Exercise aim: Return every line from the records below with the string "discount".

Website and app data records
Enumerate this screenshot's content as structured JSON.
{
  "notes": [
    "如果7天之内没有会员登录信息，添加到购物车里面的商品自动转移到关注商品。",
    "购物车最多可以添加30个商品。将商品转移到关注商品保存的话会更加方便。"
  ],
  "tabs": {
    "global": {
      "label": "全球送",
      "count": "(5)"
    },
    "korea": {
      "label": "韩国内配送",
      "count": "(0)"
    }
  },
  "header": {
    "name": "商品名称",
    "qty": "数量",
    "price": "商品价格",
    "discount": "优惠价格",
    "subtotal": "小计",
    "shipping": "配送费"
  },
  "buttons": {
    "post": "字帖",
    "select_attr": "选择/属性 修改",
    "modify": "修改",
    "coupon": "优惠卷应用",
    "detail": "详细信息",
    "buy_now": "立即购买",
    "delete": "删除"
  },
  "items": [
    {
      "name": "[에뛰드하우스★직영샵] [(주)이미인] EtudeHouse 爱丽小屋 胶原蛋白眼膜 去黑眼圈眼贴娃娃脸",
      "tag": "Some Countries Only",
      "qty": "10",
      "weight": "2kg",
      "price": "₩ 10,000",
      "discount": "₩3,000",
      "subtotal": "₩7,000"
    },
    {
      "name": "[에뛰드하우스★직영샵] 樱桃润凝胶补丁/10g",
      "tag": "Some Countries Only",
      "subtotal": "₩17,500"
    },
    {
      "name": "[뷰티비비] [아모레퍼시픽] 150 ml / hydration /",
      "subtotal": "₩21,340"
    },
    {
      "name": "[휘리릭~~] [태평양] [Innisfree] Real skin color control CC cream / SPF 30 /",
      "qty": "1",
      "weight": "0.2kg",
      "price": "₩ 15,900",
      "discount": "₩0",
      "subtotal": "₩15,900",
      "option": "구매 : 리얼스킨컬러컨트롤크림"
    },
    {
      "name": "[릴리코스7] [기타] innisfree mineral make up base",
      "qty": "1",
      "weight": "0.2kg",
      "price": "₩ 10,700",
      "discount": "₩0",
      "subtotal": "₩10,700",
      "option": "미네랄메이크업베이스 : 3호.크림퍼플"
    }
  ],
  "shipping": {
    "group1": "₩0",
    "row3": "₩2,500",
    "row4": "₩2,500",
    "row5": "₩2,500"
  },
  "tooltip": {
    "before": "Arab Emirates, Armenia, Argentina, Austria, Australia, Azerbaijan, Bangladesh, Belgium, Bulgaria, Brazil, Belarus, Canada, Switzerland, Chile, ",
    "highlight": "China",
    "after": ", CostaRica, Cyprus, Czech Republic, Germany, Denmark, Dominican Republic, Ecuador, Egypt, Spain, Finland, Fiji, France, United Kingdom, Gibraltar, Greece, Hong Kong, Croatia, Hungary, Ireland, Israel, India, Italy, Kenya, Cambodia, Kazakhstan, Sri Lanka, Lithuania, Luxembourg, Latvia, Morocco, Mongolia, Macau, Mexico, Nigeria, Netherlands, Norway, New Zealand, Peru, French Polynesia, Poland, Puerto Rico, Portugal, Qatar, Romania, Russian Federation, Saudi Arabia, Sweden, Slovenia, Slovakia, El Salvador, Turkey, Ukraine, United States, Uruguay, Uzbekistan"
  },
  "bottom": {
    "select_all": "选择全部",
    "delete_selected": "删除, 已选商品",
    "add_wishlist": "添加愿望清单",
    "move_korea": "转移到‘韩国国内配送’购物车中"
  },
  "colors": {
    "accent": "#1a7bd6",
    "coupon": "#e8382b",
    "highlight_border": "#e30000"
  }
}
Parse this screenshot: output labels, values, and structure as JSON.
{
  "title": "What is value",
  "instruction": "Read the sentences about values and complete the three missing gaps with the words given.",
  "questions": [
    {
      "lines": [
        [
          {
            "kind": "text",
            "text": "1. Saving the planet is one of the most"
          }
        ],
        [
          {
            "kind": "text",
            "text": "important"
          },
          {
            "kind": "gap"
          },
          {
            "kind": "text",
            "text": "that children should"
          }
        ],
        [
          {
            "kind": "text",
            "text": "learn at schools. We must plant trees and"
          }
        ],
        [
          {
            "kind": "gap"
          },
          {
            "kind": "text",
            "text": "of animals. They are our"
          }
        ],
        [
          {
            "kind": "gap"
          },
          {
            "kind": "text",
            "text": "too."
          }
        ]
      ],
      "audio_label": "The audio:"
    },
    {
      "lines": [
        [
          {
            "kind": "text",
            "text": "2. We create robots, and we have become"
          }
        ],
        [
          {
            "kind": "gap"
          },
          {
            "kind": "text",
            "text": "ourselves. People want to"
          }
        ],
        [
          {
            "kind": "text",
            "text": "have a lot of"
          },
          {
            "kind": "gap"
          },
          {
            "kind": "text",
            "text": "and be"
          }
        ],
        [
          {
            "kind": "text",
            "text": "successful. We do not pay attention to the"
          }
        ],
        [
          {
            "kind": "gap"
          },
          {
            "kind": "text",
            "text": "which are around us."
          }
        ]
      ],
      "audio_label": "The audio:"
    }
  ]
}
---
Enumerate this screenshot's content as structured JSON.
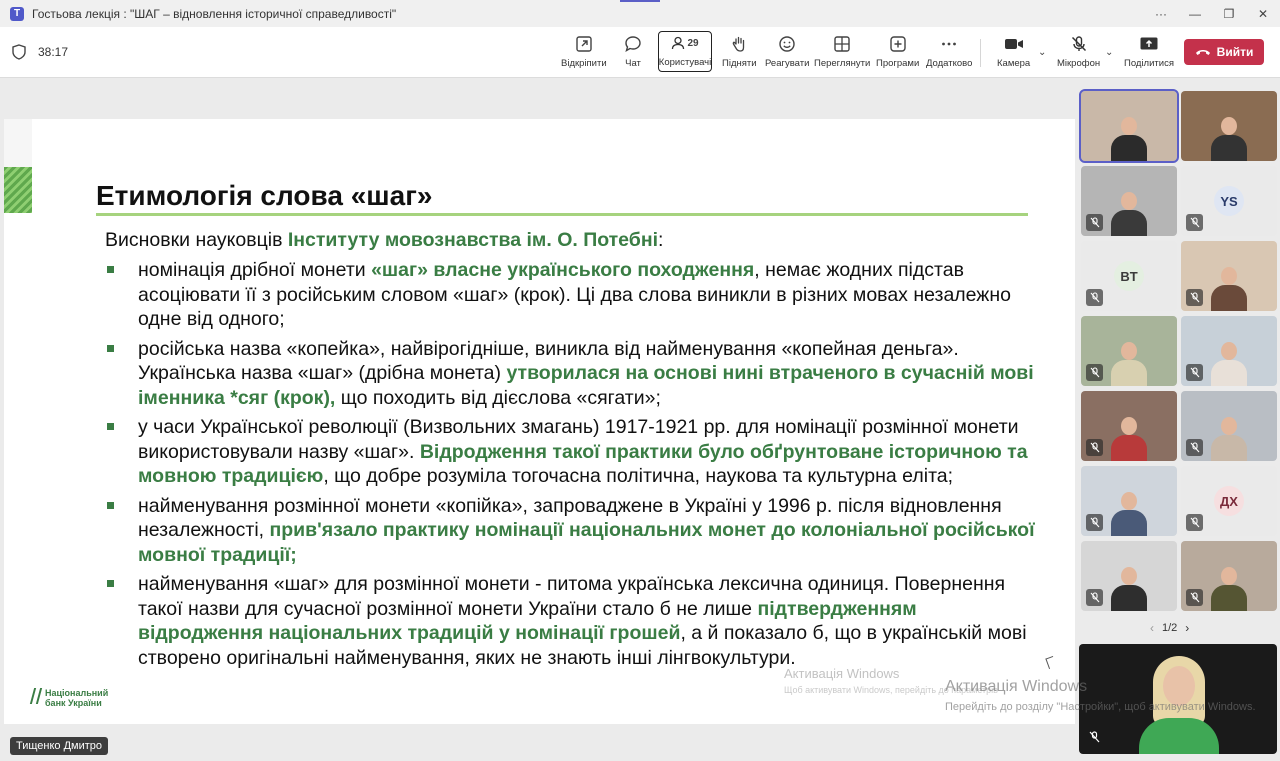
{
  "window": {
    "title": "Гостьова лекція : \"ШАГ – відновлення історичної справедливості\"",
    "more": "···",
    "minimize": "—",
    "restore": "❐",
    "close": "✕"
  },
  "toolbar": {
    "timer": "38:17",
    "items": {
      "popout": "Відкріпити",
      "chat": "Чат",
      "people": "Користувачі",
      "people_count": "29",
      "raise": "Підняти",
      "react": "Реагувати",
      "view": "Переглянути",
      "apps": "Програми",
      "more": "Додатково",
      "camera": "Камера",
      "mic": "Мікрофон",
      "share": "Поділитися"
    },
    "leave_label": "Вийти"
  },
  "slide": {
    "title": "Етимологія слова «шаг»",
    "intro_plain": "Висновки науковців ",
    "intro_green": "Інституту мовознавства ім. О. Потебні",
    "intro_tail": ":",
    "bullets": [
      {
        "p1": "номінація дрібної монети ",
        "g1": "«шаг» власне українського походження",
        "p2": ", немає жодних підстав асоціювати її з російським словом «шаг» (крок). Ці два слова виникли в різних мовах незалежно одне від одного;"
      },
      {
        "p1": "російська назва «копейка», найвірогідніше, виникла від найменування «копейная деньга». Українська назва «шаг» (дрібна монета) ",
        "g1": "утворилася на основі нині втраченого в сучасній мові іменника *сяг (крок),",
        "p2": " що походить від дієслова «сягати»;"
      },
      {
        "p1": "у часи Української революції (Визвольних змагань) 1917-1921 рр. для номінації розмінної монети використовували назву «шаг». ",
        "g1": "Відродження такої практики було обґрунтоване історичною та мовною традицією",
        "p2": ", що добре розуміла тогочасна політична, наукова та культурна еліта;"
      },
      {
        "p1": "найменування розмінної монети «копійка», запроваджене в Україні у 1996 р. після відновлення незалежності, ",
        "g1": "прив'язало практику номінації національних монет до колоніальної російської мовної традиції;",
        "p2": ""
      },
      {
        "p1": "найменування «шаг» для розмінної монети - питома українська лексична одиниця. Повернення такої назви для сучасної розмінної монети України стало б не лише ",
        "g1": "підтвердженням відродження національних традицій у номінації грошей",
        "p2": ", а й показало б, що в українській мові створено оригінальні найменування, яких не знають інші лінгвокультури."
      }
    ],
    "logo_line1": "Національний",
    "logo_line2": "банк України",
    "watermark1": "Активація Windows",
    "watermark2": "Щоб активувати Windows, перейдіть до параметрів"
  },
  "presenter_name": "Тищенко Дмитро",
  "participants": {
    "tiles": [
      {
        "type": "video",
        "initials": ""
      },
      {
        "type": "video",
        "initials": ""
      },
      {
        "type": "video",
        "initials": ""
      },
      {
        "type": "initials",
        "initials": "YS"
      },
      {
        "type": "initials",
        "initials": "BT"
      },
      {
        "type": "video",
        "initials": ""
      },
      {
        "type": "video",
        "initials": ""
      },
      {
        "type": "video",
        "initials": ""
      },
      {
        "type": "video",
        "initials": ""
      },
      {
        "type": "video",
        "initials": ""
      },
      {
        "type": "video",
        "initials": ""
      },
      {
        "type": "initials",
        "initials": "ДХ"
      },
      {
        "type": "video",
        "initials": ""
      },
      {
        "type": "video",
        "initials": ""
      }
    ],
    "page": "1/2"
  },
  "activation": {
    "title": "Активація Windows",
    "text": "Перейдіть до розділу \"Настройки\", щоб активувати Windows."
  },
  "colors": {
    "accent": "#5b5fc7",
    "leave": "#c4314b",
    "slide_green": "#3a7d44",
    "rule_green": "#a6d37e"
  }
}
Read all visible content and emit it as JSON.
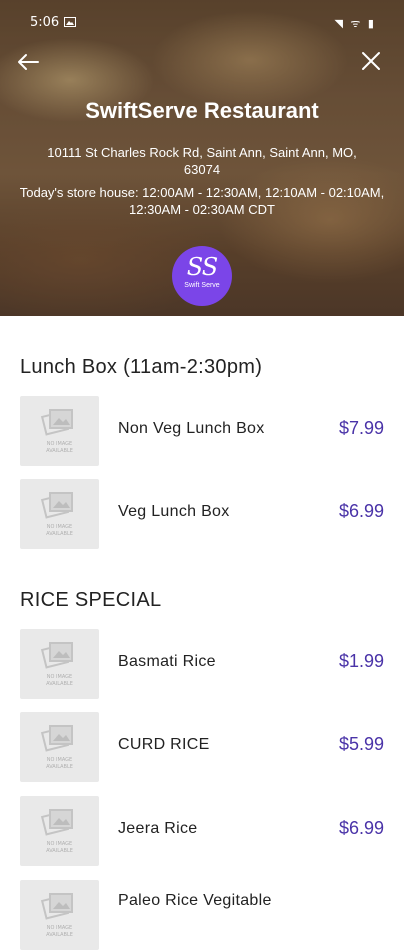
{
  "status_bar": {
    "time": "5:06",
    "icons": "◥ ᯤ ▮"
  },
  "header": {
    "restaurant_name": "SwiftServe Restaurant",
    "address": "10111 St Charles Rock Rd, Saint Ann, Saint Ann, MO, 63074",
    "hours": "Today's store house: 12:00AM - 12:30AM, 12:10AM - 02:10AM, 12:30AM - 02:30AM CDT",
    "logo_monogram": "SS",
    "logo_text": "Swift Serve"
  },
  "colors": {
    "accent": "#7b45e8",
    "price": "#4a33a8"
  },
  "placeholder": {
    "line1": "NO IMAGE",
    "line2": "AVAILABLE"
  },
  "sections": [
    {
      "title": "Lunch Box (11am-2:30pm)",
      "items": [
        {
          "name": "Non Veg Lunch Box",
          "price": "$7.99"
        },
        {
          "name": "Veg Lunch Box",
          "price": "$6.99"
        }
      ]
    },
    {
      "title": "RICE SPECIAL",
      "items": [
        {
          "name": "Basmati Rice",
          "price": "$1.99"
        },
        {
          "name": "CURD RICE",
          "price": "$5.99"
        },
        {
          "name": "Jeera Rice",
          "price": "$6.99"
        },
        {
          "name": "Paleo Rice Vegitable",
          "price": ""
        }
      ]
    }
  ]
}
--
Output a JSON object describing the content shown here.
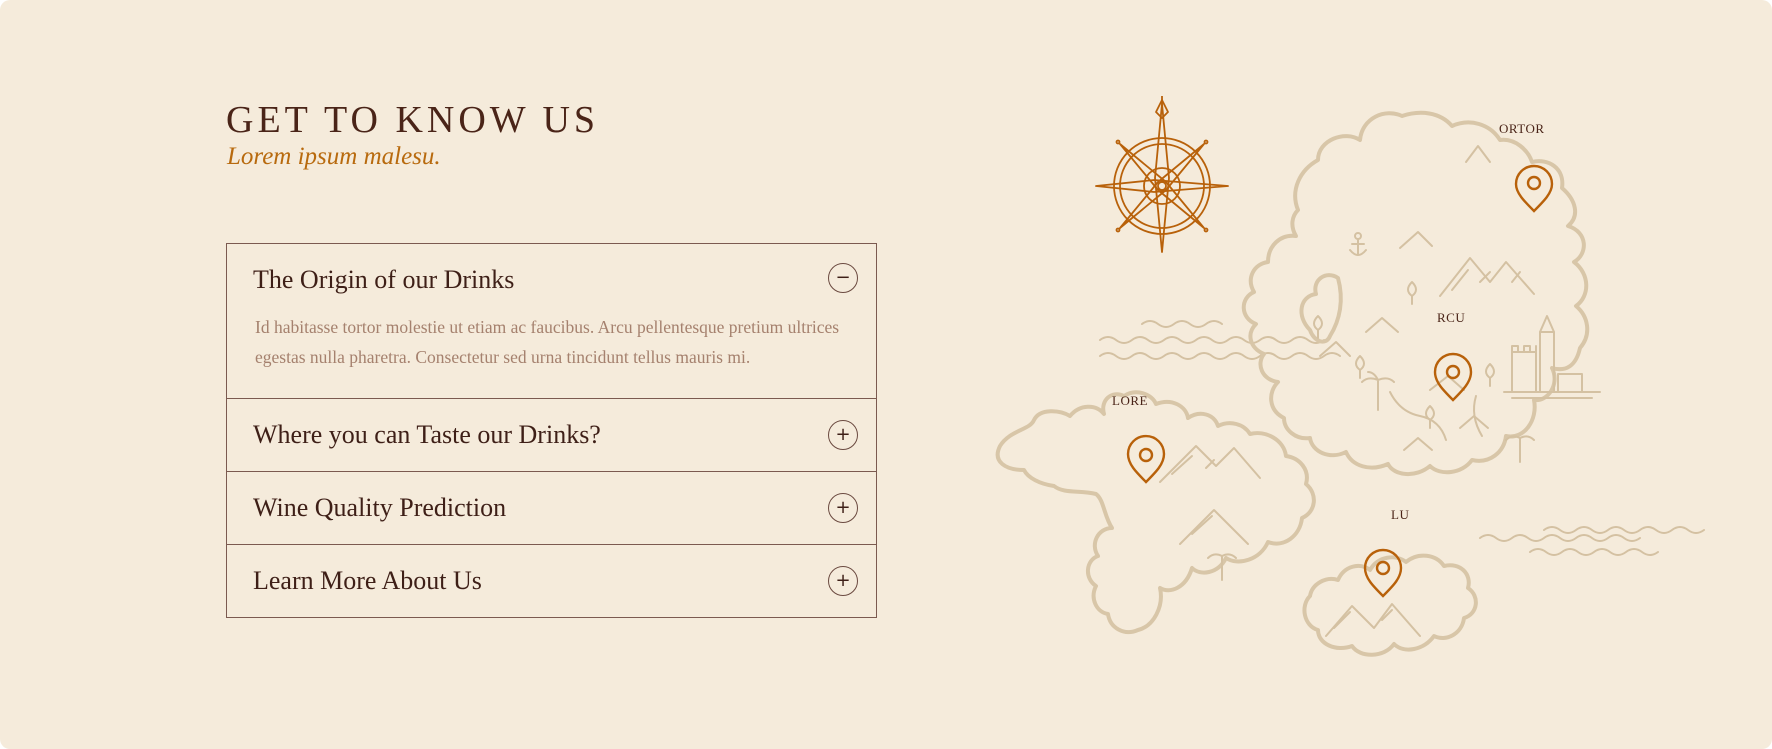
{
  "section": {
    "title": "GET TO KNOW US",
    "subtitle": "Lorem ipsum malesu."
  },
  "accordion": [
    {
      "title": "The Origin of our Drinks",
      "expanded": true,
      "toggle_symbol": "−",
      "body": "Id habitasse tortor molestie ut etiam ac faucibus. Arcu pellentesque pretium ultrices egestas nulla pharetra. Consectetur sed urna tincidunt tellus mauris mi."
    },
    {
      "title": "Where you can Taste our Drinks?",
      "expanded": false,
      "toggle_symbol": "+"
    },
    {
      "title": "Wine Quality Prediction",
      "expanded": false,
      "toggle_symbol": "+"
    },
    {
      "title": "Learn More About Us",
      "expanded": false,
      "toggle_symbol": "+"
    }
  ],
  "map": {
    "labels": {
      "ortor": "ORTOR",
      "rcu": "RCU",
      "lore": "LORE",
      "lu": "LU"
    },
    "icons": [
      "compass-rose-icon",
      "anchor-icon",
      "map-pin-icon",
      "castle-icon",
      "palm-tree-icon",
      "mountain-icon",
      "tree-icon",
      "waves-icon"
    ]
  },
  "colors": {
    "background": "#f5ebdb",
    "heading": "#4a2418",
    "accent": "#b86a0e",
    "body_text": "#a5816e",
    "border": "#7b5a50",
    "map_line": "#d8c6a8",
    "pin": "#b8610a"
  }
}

Solution:
    "discount": "优惠价格",
      "discount": "₩3,000",
      "discount": "₩0",
      "discount": "₩0",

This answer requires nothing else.